Most people are already immune to chickenpox. They either had it as a child or got the vaccine. But if you never had chickenpox, never received the vaccine, or do not remember, talk with your doctor. If you fall into one of those categories, they may advise you to get vaccinated. This vaccine is given in 2 doses, 28 days apart.3,5Why is this important? While not as common as it used to be, chickenpox is a highly contagious virus that causes an itchy, red rash. If an adult catches the virus, it can cause serious complications like pneumonia.5
Shingles is the reactivation of the varicella-zoster virus, the same virus that causes chickenpox. The CDC recommends that adults 50 and older get vaccinated with Shingrix, the FDA-approved shingles vaccine. Adults 18 and older with a compromised immune system should also consider getting vaccinated. Shingrix is more than 90 percent effective at protecting against shingles.6Why is this important? Shingles can be painful and can cause serious complications in older adults and those with weakened immune systems.6
Pneumococcal pneumonia is a serious infection that causes about 150,000 hospitalizations each year in the United States. For adults who have never received a pneumococcal vaccine, it is recommended for people who are:7
- 65 years and older
- 19 to 64 years old with a preexisting medical condition or other health issues
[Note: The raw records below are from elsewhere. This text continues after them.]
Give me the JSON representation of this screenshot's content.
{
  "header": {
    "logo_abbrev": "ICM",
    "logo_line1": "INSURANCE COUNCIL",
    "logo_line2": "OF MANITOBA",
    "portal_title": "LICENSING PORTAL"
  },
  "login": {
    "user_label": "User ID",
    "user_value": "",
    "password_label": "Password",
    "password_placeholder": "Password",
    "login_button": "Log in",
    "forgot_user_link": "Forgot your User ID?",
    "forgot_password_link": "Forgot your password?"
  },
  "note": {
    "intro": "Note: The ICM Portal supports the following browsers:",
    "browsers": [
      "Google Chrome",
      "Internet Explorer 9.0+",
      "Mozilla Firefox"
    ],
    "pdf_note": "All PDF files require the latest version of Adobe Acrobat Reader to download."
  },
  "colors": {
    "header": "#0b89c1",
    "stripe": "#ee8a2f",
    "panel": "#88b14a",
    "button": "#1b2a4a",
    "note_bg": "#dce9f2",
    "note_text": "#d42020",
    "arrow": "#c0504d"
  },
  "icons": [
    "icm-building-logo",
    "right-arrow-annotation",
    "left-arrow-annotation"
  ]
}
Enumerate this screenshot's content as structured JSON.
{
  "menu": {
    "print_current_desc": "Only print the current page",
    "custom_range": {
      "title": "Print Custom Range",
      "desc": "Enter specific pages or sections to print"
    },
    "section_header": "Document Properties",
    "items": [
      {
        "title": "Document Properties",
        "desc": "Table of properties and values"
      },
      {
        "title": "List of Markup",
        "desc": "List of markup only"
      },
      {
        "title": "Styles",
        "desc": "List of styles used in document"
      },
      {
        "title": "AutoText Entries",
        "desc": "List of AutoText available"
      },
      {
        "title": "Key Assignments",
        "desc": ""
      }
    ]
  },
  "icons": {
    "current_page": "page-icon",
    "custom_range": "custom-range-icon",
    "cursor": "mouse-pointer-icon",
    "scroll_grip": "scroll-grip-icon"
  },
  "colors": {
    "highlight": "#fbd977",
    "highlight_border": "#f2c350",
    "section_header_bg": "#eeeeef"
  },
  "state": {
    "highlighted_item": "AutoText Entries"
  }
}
Why is this important? Older adults and those with other health issues are at an increased risk of getting pneumococcal pneumonia. Vaccines help protect you from serious illness and hospitalization.7
Hepatitis B vaccine
The hepatitis B vaccine is recommended for all adults ages 19 to 59. Adults who are 60 and older with risk factors for hepatitis B infection should speak with their doctor to decide whether they should be vaccinated.1,3Why is this important? A hepatitis B infection can cause serious health complications, such as:1
- Liver damage
- Scarring of the liver (cirrhosis)
- Liver cancer
- In severe cases, death
Side effects of vaccines
While they are safe, all vaccines have some side effects. Common side effects of vaccines include:8
- Soreness in the arm where the shot was given
- Muscle or joint pain
These side effects usually go away after a day or two. These are not all the possible side effects of vaccines. Ask your doctor about any concerns you may have.1
Stay up to date on vaccines
Staying up to date on vaccines is the safest way to protect your health. They keep you, your loved ones, and your communities safe. Adults with chronic health conditions may be advised to have more frequent vaccinations. Check with your doctor to learn which vaccines you may need, and make an appointment today.
Were you ever misdiagnosed before being diagnosed with psoriatic arthritis (PsA)?